⟨
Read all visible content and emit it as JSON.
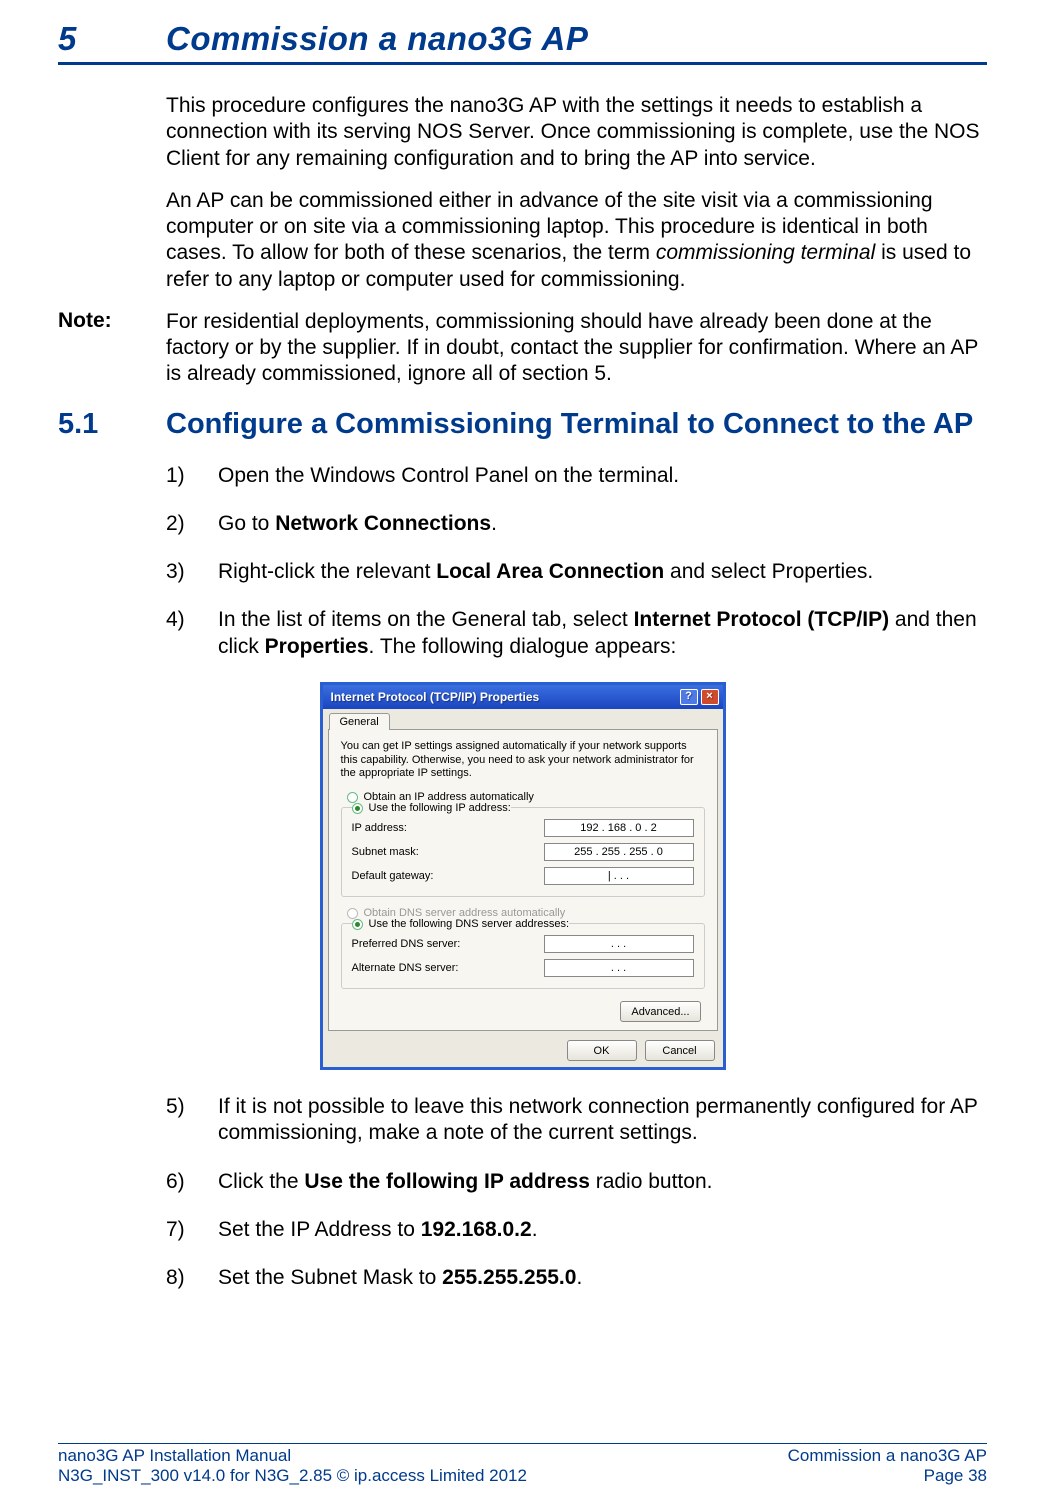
{
  "chapter": {
    "number": "5",
    "title": "Commission a nano3G AP"
  },
  "paragraphs": {
    "p1": "This procedure configures the nano3G AP with the settings it needs to establish a connection with its serving NOS Server. Once commissioning is complete, use the NOS Client for any remaining configuration and to bring the AP into service.",
    "p2_a": "An AP can be commissioned either in advance of the site visit via a commissioning computer or on site via a commissioning laptop. This procedure is identical in both cases. To allow for both of these scenarios, the term ",
    "p2_em": "commissioning terminal",
    "p2_b": " is used to refer to any laptop or computer used for commissioning."
  },
  "note": {
    "label": "Note:",
    "text": "For residential deployments, commissioning should have already been done at the factory or by the supplier. If in doubt, contact the supplier for confirmation. Where an AP is already commissioned, ignore all of section 5."
  },
  "section": {
    "number": "5.1",
    "title": "Configure a Commissioning Terminal to Connect to the AP"
  },
  "steps": {
    "s1": {
      "n": "1)",
      "text": "Open the Windows Control Panel on the terminal."
    },
    "s2": {
      "n": "2)",
      "a": "Go to ",
      "b": "Network Connections",
      "c": "."
    },
    "s3": {
      "n": "3)",
      "a": "Right-click the relevant ",
      "b": "Local Area Connection",
      "c": " and select Properties."
    },
    "s4": {
      "n": "4)",
      "a": "In the list of items on the General tab, select ",
      "b": "Internet Protocol (TCP/IP)",
      "c": " and then click ",
      "d": "Properties",
      "e": ". The following dialogue appears:"
    },
    "s5": {
      "n": "5)",
      "text": "If it is not possible to leave this network connection permanently configured for AP commissioning, make a note of the current settings."
    },
    "s6": {
      "n": "6)",
      "a": "Click the ",
      "b": "Use the following IP address",
      "c": " radio button."
    },
    "s7": {
      "n": "7)",
      "a": "Set the IP Address to ",
      "b": "192.168.0.2",
      "c": "."
    },
    "s8": {
      "n": "8)",
      "a": "Set the Subnet Mask to ",
      "b": "255.255.255.0",
      "c": "."
    }
  },
  "dialog": {
    "title": "Internet Protocol (TCP/IP) Properties",
    "help_icon": "?",
    "close_icon": "×",
    "tab": "General",
    "help_text": "You can get IP settings assigned automatically if your network supports this capability. Otherwise, you need to ask your network administrator for the appropriate IP settings.",
    "opt_auto_ip": "Obtain an IP address automatically",
    "opt_use_ip": "Use the following IP address:",
    "lbl_ip": "IP address:",
    "lbl_subnet": "Subnet mask:",
    "lbl_gateway": "Default gateway:",
    "val_ip": "192 . 168 .   0   .   2",
    "val_subnet": "255 . 255 . 255 .   0",
    "val_gateway": "|     .        .        .",
    "opt_auto_dns": "Obtain DNS server address automatically",
    "opt_use_dns": "Use the following DNS server addresses:",
    "lbl_pref_dns": "Preferred DNS server:",
    "lbl_alt_dns": "Alternate DNS server:",
    "val_blank": ".        .        .",
    "btn_advanced": "Advanced...",
    "btn_ok": "OK",
    "btn_cancel": "Cancel"
  },
  "footer": {
    "left1": "nano3G AP Installation Manual",
    "left2": "N3G_INST_300 v14.0 for N3G_2.85 © ip.access Limited 2012",
    "right1": "Commission a nano3G AP",
    "right2": "Page 38"
  }
}
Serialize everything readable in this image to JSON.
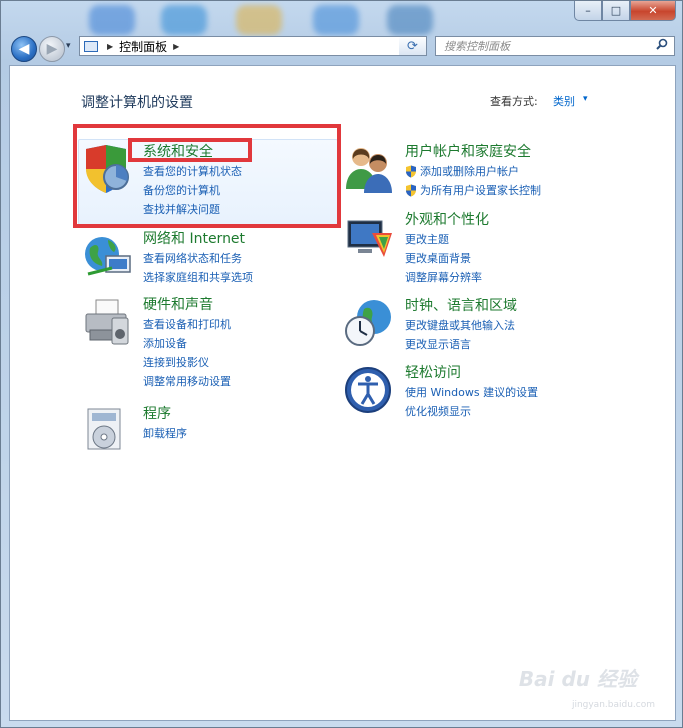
{
  "window": {
    "controls": {
      "minimize": "–",
      "maximize": "□",
      "close": "✕"
    }
  },
  "navigation": {
    "back_icon": "◀",
    "forward_icon": "▶",
    "recent_icon": "▾",
    "address_segments": [
      "控制面板"
    ],
    "address_sep": "▶",
    "refresh_icon": "⟳",
    "search_placeholder": "搜索控制面板",
    "search_icon": "search-icon"
  },
  "header": {
    "title": "调整计算机的设置",
    "view_by_label": "查看方式:",
    "view_by_value": "类别",
    "view_by_arrow": "▾"
  },
  "categories": [
    {
      "id": "system",
      "title": "系统和安全",
      "icon": "shield-icon",
      "links": [
        "查看您的计算机状态",
        "备份您的计算机",
        "查找并解决问题"
      ]
    },
    {
      "id": "network",
      "title": "网络和 Internet",
      "icon": "globe-network-icon",
      "links": [
        "查看网络状态和任务",
        "选择家庭组和共享选项"
      ]
    },
    {
      "id": "hardware",
      "title": "硬件和声音",
      "icon": "printer-icon",
      "links": [
        "查看设备和打印机",
        "添加设备",
        "连接到投影仪",
        "调整常用移动设置"
      ]
    },
    {
      "id": "programs",
      "title": "程序",
      "icon": "programs-icon",
      "links": [
        "卸载程序"
      ]
    },
    {
      "id": "accounts",
      "title": "用户帐户和家庭安全",
      "icon": "users-icon",
      "links": [
        "添加或删除用户帐户",
        "为所有用户设置家长控制"
      ]
    },
    {
      "id": "appearance",
      "title": "外观和个性化",
      "icon": "palette-monitor-icon",
      "links": [
        "更改主题",
        "更改桌面背景",
        "调整屏幕分辨率"
      ]
    },
    {
      "id": "clock",
      "title": "时钟、语言和区域",
      "icon": "clock-globe-icon",
      "links": [
        "更改键盘或其他输入法",
        "更改显示语言"
      ]
    },
    {
      "id": "ease",
      "title": "轻松访问",
      "icon": "accessibility-icon",
      "links": [
        "使用 Windows 建议的设置",
        "优化视频显示"
      ]
    }
  ],
  "colors": {
    "category_title": "#1d7a2f",
    "link": "#1a5fb4",
    "highlight": "#e1383c"
  },
  "watermark": {
    "brand": "Bai du 经验",
    "url": "jingyan.baidu.com"
  }
}
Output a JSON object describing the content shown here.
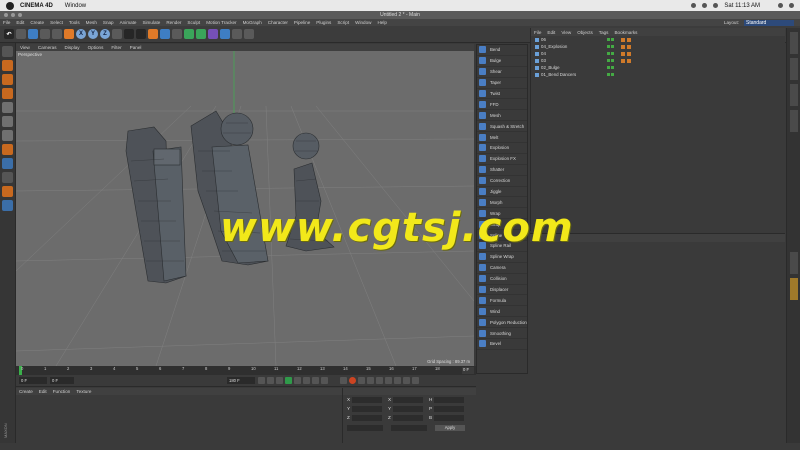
{
  "macbar": {
    "app_name": "CINEMA 4D",
    "menu": [
      "Window"
    ],
    "clock": "Sat 11:13 AM"
  },
  "window": {
    "title": "Untitled 2 * - Main"
  },
  "main_menu": {
    "items": [
      "File",
      "Edit",
      "Create",
      "Select",
      "Tools",
      "Mesh",
      "Snap",
      "Animate",
      "Simulate",
      "Render",
      "Sculpt",
      "Motion Tracker",
      "MoGraph",
      "Character",
      "Pipeline",
      "Plugins",
      "Script",
      "Window",
      "Help"
    ],
    "layout_label": "Layout:",
    "layout_value": "Standard"
  },
  "toolbar": {
    "axis_buttons": [
      "X",
      "Y",
      "Z"
    ]
  },
  "viewport": {
    "menu": [
      "View",
      "Cameras",
      "Display",
      "Options",
      "Filter",
      "Panel"
    ],
    "label": "Perspective",
    "grid_spacing": "Grid Spacing : 89.37 m"
  },
  "deformer_menu": {
    "items": [
      "Bend",
      "Bulge",
      "Shear",
      "Taper",
      "Twist",
      "FFD",
      "Mesh",
      "Squash & Stretch",
      "Melt",
      "Explosion",
      "Explosion FX",
      "Shatter",
      "Correction",
      "Jiggle",
      "Morph",
      "Wrap",
      "Wrap",
      "Spline",
      "Spline Rail",
      "Spline Wrap",
      "Camera",
      "Collision",
      "Displacer",
      "Formula",
      "Wind",
      "Polygon Reduction",
      "Smoothing",
      "Bevel"
    ]
  },
  "watermark": "www.cgtsj.com",
  "object_manager": {
    "menu": [
      "File",
      "Edit",
      "View",
      "Objects",
      "Tags",
      "Bookmarks"
    ],
    "objects": [
      "06",
      "04_Explosion",
      "04",
      "03",
      "02_Bulge",
      "01_Bend Dancers"
    ]
  },
  "timeline": {
    "ticks": [
      "0",
      "1",
      "2",
      "3",
      "4",
      "5",
      "6",
      "7",
      "8",
      "9",
      "10",
      "11",
      "12",
      "13",
      "14",
      "15",
      "16",
      "17",
      "18"
    ],
    "end_frame": "0 F"
  },
  "transport": {
    "current_frame": "0 F",
    "start_frame": "0 F",
    "end_frame": "180 F"
  },
  "material_manager": {
    "menu": [
      "Create",
      "Edit",
      "Function",
      "Texture"
    ]
  },
  "coordinates": {
    "rows": [
      {
        "a": "X",
        "b": "X",
        "c": "H"
      },
      {
        "a": "Y",
        "b": "Y",
        "c": "P"
      },
      {
        "a": "Z",
        "b": "Z",
        "c": "B"
      }
    ],
    "apply_label": "Apply"
  },
  "colors": {
    "viewport_bg": "#6c6c6c",
    "watermark": "#f2e81a",
    "deformer_icon": "#4a7ec4",
    "accent_orange": "#e07a28"
  }
}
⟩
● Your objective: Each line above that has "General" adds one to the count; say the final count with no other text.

● Response to the task: 2